3.11 A steady flow of air at 5 slug/s passes through a certain device, entering at 100 ft/s and exiting at 200 ft/s. The entrance and exit static enthalpy of the air is the same, and 10 HP is supplied to the device. What amount of heat (BTU/s) is being added to (or subtracted from) the device? State the heat flux and direction. Assume an inviscid flow and ignore gravity effects. Draw a control surface for the calculation.
3.12 Consider the turboprop engine shown here. The intake and exhaust airflow rates are 100 lbm/s and the stagnation enthalpy of the entering air is 120 BTU/ lbm. The turbine, compressor, and propeller HP are 20,000, 10,000, and 10,000,
respectively. The turbine drives the compressor and the propeller. Assume that the propeller does no work on the intake air; however, it does work on the air outside of the engine. Compute the jet stagnation enthalpy, hoj, assuming a uniform and steady flow. Use the suggested control volume and give the units for the answer. Then, work the problem again by doing it in two steps: the first step based on a control surface extending from upstream of the propeller to just downstream of the compressor, and the second step using a control surface extending from just downstream of the compressor to well downstream in the jet exhaust.
3.13 The velocity components u and v in a two-dimensional flow field are given by:
u = 4yt ft/s, v = 4xt ft/s,
where t is time. What is the time rate of change of the velocity vector V (i. e., the acceleration vector) for a fluid particle at x = 1 ft and y = 1 ft at time t = 1 second?
3.14 Consider a two-dimensional, incompressible, inviscid flow field given by:
V = (3x + 4t2 )i + (2x – 3y)j
a. What is the pressure gradient in the x-direction at a point (x = 2, y = 3) at t = 1/2 second? Assume the density of the flow to be 0.2 slug/ft3.
b. What is the convective acceleration of a particle in this flow field in the y-direction at (x, y,t) = (3,2,1)?
The two-dimensional channel shown here has a linear variation of area between Stations 1 and 2 and has a steady volume flow rate of 20 ft3/s per unit width of channel. What is the convective acceleration of a fluid particle at x = 2 ft? Give the units for the answer.

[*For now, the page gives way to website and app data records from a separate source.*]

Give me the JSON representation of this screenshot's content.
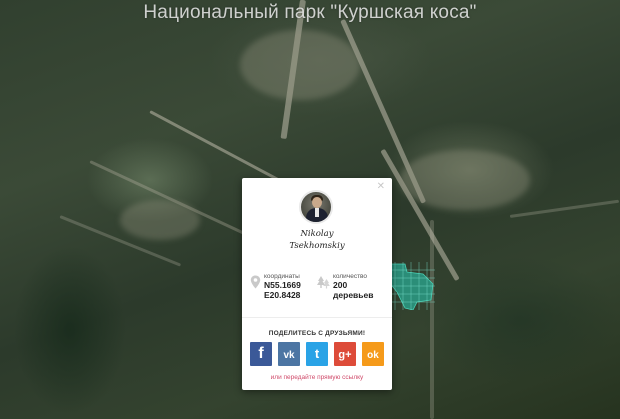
{
  "map": {
    "title": "Национальный парк \"Куршская коса\"",
    "highlight_color": "#2aa891"
  },
  "popup": {
    "close_icon": "close-icon",
    "name_line1": "Nikolay",
    "name_line2": "Tsekhomskiy",
    "coords_label": "координаты",
    "coords_lat": "N55.1669",
    "coords_lon": "E20.8428",
    "trees_label": "количество",
    "trees_count": "200",
    "trees_unit": "деревьев",
    "share_title": "ПОДЕЛИТЕСЬ С ДРУЗЬЯМИ!",
    "share_buttons": [
      {
        "label": "f",
        "icon": "facebook-icon",
        "color": "#3b5998"
      },
      {
        "label": "vk",
        "icon": "vk-icon",
        "color": "#4c75a3"
      },
      {
        "label": "t",
        "icon": "twitter-icon",
        "color": "#2aa3e6"
      },
      {
        "label": "g+",
        "icon": "google-plus-icon",
        "color": "#dd4b39"
      },
      {
        "label": "ok",
        "icon": "odnoklassniki-icon",
        "color": "#f59a1a"
      }
    ],
    "direct_link": "или передайте прямую ссылку"
  }
}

3.16 Follow the same method used to derive Eq. 3.74 to determine the three-dimensional form of the differential-momentum equation.

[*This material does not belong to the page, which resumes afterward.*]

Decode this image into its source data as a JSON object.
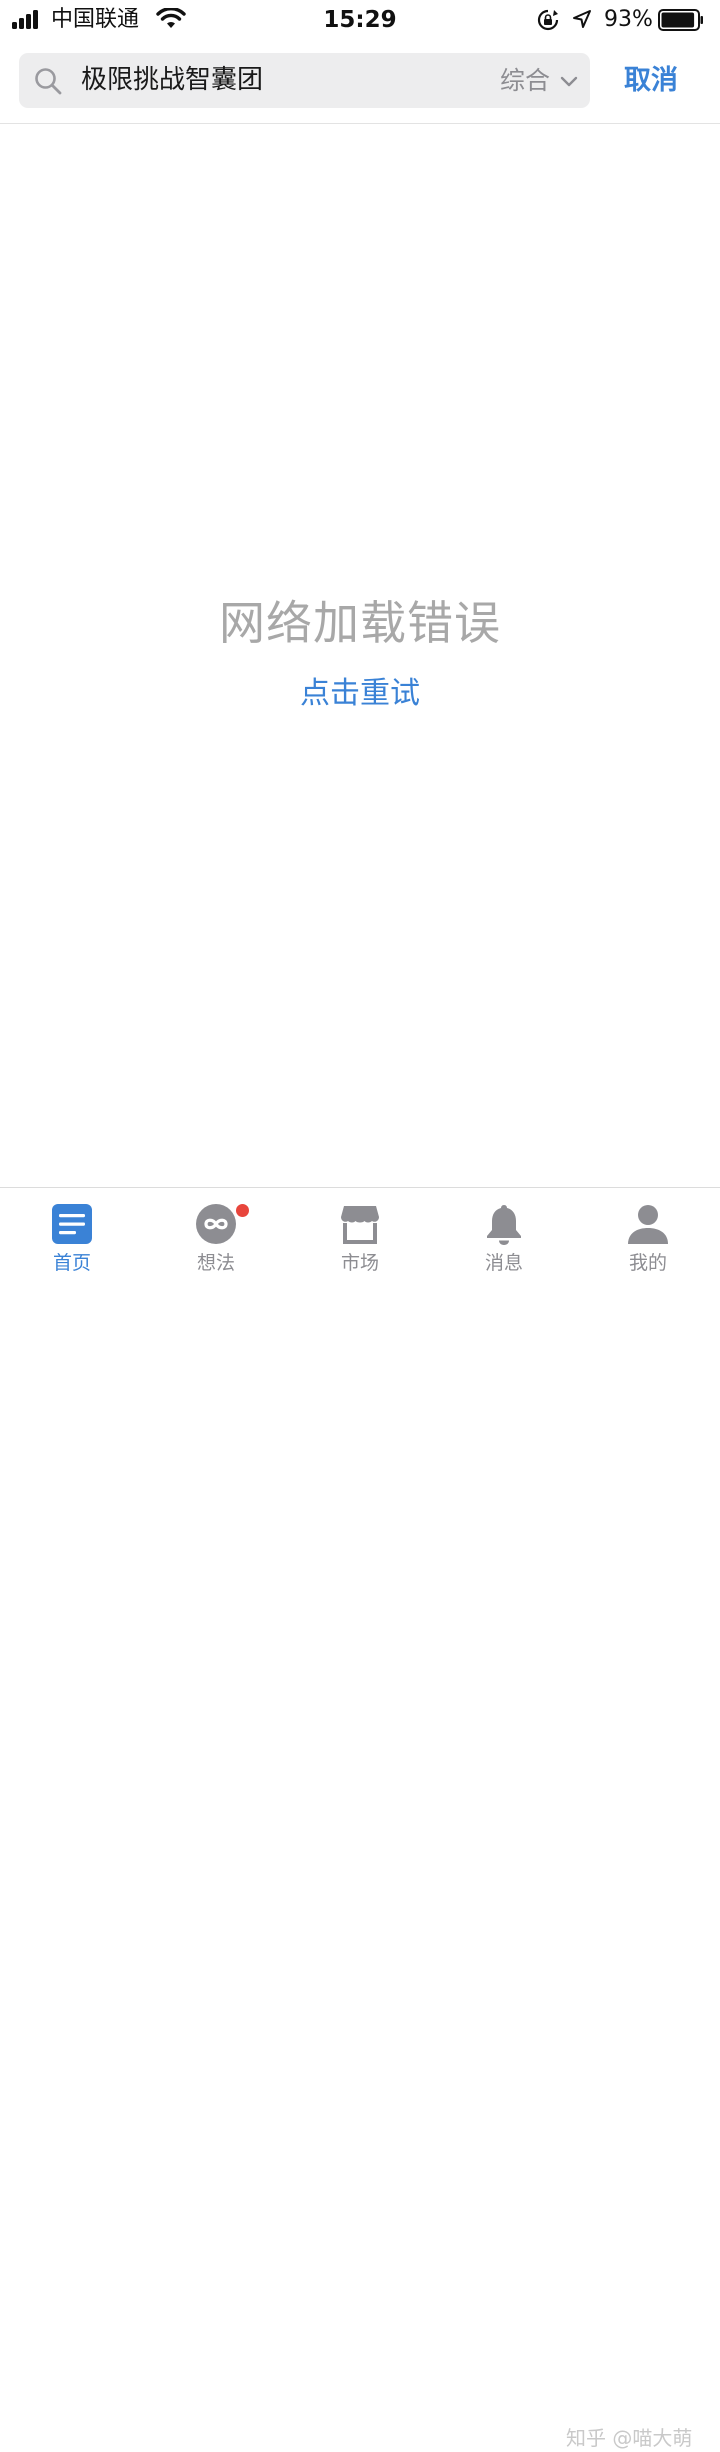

3.17 Using the vector form of the differential-momentum equation, deduce the three scalar components of the momentum equation in cylindrical coordinates (see Fig. 3.4).

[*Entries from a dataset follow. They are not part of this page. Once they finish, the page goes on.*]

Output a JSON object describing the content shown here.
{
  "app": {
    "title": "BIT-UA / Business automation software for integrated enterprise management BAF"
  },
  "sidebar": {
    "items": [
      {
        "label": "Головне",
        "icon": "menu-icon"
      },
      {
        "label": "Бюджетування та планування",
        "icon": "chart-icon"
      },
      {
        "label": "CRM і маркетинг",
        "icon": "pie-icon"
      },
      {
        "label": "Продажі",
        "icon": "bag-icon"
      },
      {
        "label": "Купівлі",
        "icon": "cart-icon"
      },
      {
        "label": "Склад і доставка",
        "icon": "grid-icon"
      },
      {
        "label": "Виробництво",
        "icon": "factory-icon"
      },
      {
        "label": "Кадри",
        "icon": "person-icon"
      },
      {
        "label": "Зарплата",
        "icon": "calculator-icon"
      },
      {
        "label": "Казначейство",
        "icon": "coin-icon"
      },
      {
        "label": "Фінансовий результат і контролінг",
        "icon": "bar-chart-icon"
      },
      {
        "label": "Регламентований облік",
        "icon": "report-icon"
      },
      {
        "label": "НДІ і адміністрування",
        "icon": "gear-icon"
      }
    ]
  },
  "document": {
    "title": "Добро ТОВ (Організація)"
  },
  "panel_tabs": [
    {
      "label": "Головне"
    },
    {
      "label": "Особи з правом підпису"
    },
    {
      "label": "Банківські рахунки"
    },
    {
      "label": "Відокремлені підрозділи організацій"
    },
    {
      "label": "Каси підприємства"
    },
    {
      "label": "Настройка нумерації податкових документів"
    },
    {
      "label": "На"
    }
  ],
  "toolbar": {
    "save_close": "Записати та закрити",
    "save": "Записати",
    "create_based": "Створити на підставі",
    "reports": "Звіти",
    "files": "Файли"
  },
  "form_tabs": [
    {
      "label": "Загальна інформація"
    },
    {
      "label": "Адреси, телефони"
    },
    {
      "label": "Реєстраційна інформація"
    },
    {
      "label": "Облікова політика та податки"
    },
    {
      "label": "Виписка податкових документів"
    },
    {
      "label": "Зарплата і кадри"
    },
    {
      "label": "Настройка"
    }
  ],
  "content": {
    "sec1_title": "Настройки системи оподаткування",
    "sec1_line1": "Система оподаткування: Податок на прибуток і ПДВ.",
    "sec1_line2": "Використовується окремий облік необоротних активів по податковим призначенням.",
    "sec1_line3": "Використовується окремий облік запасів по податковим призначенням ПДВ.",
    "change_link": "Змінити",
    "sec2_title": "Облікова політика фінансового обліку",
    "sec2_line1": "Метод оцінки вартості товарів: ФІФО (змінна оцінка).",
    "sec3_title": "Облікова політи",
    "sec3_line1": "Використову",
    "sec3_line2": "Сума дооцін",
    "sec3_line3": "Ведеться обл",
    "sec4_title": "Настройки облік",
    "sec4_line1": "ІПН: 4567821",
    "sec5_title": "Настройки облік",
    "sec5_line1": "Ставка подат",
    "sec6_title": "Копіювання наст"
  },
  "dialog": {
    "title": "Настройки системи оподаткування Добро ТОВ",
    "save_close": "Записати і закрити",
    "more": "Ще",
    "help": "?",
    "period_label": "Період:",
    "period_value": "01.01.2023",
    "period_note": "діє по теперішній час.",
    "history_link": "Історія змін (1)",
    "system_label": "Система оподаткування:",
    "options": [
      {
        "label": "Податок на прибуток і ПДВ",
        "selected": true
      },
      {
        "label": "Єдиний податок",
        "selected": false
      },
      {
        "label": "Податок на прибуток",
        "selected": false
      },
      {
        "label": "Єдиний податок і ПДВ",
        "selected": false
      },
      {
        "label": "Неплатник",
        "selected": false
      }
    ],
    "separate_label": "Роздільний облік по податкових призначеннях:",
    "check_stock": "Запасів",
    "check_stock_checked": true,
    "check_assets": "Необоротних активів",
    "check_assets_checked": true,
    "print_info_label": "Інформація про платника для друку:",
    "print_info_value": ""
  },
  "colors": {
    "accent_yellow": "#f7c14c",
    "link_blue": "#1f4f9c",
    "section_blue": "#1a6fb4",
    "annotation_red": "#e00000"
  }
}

3.18 Use the differential-element method to find the momentum equation in threedimensional polar coordinates (see Fig. 3.4). Reduce to the two-dimensional form (i. e., no dependence on the z-coordinate) and compare to the results for Problem 3.17.
3.19 Use the differential-element method to find the momentum equation in threedimensional spherical coordinates. Compare the results to the appropriate tables in the appendix.
REFERENCES AND SUGGESTED READING
Johnson, Richard W., The Handbook of Fluid Dynamics, CRC Press, LLC, 1998.
Kuethe, A. M., and Schetzer, J. D., Foundations of Aerodynamics, 2nd ed., John Wiley & Sons, New York, 1961.
Schlichting, Hermann, Boundary Layer Theory, 7th ed., McGraw-Hill Book Company, New York, 1979.
Serrin J., “Mathematical Principles of Classic Fluid Dynamics,” Flugge S. (ed.), Handbuch der Physik VIII/1, Springer-Verlag, Berlin, Heidelberg, New York, pp. 125-263, 1959.
Wilcox, David C., Basic Fluid Mechanics, Third Edition, DCW Industries, Inc., 2007.